Buildings use a lot of energy for heating and cooling throughout the year, homes are no exception. Harvard decided to build a zero emission “home” to test solutions that can be used in new buildings or retrofitted into existing structures. The design is smart in the sense it uses passive heat exchange and lighting while also using high tech sensors to monitor the home and adjust internal systems.
Rather than existing as a “sealed box,” HouseZero is designed to interact with the seasons and environment, sometimes rapidly adjusting itself to achieve comfort for its occupants without using powered HVAC systems.
For example, the home uses a “window actuation system” that relies upon software and room sensors to automatically open and shut windows as the outside temperature changes, intelligently moving air around the home to make it cooler or warmer (through cross ventilation and convection). This process is also driven by a “solar vent” in the basement.
On of the richest people on the planet is sick of climate change and has launched a venture capital firm to slow down global warming.
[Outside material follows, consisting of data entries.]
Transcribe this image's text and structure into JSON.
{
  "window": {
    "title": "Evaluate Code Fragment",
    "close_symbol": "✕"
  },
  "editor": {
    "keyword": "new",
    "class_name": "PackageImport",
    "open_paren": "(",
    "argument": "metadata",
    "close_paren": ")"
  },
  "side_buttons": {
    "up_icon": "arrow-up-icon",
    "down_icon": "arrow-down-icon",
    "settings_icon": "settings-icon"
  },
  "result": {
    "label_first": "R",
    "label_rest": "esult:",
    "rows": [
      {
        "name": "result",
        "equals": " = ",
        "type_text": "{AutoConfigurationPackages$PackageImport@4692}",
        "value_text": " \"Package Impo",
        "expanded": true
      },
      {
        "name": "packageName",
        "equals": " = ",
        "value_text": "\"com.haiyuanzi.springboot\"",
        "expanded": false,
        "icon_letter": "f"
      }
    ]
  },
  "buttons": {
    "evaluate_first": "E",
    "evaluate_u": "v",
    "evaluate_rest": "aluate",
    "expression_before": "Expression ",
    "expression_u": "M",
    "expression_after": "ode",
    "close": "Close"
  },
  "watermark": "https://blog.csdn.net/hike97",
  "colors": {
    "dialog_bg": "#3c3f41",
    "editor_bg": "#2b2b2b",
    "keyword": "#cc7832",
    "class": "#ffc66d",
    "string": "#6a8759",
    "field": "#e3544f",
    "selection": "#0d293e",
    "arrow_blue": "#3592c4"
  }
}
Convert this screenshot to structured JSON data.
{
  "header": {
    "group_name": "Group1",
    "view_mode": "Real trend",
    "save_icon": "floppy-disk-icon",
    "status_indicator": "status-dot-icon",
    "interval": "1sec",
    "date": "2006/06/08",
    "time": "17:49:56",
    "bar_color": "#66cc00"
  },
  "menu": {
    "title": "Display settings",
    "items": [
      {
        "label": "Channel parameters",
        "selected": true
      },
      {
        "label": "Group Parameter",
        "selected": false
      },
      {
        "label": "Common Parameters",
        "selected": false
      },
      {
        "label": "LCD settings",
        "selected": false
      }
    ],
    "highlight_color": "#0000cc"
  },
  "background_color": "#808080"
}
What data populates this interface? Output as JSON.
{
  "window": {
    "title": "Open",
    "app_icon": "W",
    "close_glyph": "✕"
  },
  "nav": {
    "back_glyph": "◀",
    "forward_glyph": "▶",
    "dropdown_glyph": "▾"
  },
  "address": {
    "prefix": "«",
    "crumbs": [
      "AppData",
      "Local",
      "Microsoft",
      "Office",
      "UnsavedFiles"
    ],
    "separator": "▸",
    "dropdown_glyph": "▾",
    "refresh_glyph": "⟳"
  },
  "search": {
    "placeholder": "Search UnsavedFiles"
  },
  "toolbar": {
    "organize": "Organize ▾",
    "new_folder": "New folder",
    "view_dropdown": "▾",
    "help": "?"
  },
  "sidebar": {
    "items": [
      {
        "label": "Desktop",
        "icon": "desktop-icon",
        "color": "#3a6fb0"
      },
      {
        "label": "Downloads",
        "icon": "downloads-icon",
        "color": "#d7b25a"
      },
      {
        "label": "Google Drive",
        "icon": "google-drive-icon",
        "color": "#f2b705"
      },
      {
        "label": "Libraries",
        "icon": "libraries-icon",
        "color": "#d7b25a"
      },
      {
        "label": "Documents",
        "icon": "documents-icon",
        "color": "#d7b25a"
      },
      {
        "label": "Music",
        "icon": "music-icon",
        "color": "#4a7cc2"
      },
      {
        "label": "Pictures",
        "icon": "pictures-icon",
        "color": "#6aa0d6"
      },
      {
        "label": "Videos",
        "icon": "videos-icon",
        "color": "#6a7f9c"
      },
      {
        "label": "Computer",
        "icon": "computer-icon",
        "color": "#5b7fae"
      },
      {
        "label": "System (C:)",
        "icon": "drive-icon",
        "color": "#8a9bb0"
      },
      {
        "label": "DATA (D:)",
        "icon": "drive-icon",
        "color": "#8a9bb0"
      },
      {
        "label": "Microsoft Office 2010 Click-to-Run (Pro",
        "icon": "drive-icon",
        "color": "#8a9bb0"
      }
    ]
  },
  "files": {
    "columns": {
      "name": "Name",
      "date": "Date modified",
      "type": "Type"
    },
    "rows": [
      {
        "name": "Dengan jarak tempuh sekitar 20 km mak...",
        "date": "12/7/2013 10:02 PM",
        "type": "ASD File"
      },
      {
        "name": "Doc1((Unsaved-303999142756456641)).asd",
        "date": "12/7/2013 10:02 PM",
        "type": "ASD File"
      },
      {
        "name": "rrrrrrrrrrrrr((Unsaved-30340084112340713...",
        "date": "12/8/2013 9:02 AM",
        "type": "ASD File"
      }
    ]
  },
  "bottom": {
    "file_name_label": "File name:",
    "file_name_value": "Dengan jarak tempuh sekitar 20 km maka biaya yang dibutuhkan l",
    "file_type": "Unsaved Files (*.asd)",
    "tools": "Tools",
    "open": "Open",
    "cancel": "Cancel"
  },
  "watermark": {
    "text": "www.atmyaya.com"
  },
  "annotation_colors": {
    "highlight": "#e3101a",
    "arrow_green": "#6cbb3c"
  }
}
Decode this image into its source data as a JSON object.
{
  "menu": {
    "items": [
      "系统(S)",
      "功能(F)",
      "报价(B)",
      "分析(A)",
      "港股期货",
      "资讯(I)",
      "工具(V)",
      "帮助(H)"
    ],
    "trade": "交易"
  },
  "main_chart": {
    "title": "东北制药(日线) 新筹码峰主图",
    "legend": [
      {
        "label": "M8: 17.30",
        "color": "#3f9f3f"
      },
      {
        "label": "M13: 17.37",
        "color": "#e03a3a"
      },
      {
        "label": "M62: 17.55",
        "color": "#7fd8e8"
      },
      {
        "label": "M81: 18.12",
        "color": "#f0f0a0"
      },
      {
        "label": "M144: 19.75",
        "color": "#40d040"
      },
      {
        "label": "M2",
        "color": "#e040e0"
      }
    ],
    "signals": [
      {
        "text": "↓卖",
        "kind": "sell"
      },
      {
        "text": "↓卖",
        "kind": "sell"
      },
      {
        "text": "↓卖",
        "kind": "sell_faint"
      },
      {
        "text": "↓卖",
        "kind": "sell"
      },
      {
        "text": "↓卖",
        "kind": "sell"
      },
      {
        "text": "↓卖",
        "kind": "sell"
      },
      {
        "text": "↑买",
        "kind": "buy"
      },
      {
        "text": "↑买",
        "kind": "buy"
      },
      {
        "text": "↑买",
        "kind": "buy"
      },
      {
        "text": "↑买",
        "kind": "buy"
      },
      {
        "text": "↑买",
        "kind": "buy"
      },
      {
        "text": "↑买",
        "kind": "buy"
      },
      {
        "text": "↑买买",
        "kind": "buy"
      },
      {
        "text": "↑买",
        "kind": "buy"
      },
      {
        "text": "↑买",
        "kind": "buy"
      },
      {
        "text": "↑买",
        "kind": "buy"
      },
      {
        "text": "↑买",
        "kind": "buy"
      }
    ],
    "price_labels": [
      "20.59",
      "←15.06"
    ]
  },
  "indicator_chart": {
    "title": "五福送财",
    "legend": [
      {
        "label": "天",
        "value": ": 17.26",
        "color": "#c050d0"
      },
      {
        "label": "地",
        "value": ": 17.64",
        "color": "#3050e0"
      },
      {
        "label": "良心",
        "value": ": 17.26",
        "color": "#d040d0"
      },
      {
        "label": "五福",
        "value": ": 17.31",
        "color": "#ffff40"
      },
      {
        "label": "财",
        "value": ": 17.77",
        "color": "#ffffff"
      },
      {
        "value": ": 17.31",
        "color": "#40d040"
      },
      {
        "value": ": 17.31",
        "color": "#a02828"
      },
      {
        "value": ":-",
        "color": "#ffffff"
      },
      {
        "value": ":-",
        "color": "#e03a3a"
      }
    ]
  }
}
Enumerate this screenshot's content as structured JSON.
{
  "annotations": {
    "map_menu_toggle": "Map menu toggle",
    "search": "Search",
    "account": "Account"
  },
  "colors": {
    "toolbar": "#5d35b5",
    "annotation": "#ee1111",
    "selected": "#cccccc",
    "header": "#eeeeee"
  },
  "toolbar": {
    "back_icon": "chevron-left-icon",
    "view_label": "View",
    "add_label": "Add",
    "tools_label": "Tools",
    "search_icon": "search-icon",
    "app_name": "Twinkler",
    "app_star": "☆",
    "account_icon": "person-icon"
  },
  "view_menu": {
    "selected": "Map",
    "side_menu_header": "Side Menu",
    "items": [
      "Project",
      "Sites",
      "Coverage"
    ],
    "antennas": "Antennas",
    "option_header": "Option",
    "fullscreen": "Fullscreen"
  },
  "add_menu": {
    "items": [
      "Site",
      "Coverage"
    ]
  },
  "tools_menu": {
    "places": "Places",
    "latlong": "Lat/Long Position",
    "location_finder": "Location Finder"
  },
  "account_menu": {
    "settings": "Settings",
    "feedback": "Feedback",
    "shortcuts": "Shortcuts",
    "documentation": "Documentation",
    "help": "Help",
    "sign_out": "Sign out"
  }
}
Breakthrough Energy Ventures (BEV) funds companies that can make a marked reduction on annual carbon output while also being profitable. Using capitalism to undo what capitalism has caused isn’t a new idea but hopefully it’ll work. So far BEV has funded some really neat initiatives from better batteries to cutting edge biofuels manufactured by plants.
“We are a unique fund with investors who are patient and flexible,” says Rodi Guidero, executive director of BEV. “Our goal is to find the companies that will have the greatest impact on accelerating the energy transition and help them in whatever way we can.”
To help him find those companies, Guidero draws on an in-house group of scientists, technologists, and entrepreneurs, along with a network of 140 academic institutions and large corporations. They provide expertise on the vast range of technologies that BEV is interested in.
To be eligible for BEV’s money, a startup needs to showcase a scientifically sound technology that has the potential to reduce annual global greenhouse-gas emissions by at least 500 million metric tons. Global emissions currently measure about 40 billion metric tons a year.
Highways are loved in America due to their ability to allow single occupant vehicles to move uninterrupted, thus they crisscross the entirety of the United States. This makes for a lot of land covered by asphalt, cars spattering litter, brake dust, exhaust onto the roadside, and large swaths of manicured grass. The highway side grass is expensive to maintain (people need to be paid to cut the grass) and does little to deal with the exhaust blasting out of automobiles. Kansas as a solution to this grassy knoll – better grass. Kernza is being tested on a Kansas highway because it requires barely any landscaping and captures more carbon than regular grass.
The plant was bred at the Kansas-based Land Institute from a type of wheatgrass related to wheat, but unlike more common grains, like corn, wheat, and barley, it grows perennially, rather than having to be plowed and replanted every year. As it grows, its roots stretch as far as 10 feet underground, helping make the plant more resilient, preventing erosion, and capturing more carbon in the soil.
The plant was highlighted in Paul Hawken’s book Project Drawdown?as an effective tool for fighting climate change. Hawken, who has connections to The Ray, helped introduce the organization to the plant. They’d previously considered growing other plants, such as bamboo, but realized that the roots of fast-growing bamboo could be destructive to pavement.
With the amount of carbon in the atmosphere at a level never before witnessed by human civilization we need to know how what to do about it. Obviously we need to cut back on all emissions and wasteful consumerist consumption. Beyond that we need to actively support carbon sinks. A new way of measuring carbon sinks can help us determine which type of coastal forest needs the most protection (or revitalization).
Nóbrega hopes to build a library of soil reflectance fingerprints for mangrove soils throughout the world. He doesn’t want to stop with mangrove soils, though. “Ultimately, we want to expand to other coastal environments, such as saltmarshes, seagrasses, and tidal flats,” he says.
Eventually, it might be possible to equip a drone with the required sensors. “Then we could obtain vital information without disturbing sensitive ecosystems,” says Nóbrega. “We could monitor carbon levels in large, inaccessible areas.”
This week it was announced that carbon in our atmosphere has reached levels not seen for 800,000 years. Clearly we need to do better to reduce our consumption of fossil fuels and the releasing of carbon (and other waste) into the atmosphere. While reduction efforts continue, we need to do something now. And doing something now is what an international coalition of agencies is doing in Brazil. They are going to plant 73 million trees to bring life back to the amazon. They will be planting the trees on rainforest land that was previously cleared for factory farming using a new technique to see how well it works.
“This is not a stunt,” Sanjayan says. “It is a carefully controlled experiment to literally figure out how to do tropical restoration at scale, so that people can replicate it and we can drive the costs down dramatically.”
The muvuca strategy demands that seeds from more than 200 native forest species are spread over every square meter of burnt and mismanaged land. The seeds are purchased from the Xingu Seed Network, which since 2007 has acted as a native seed supply for more than 30 organizations, thanks a collection of more than 400 seed collectors–many of whom are?indigenous women and local youths.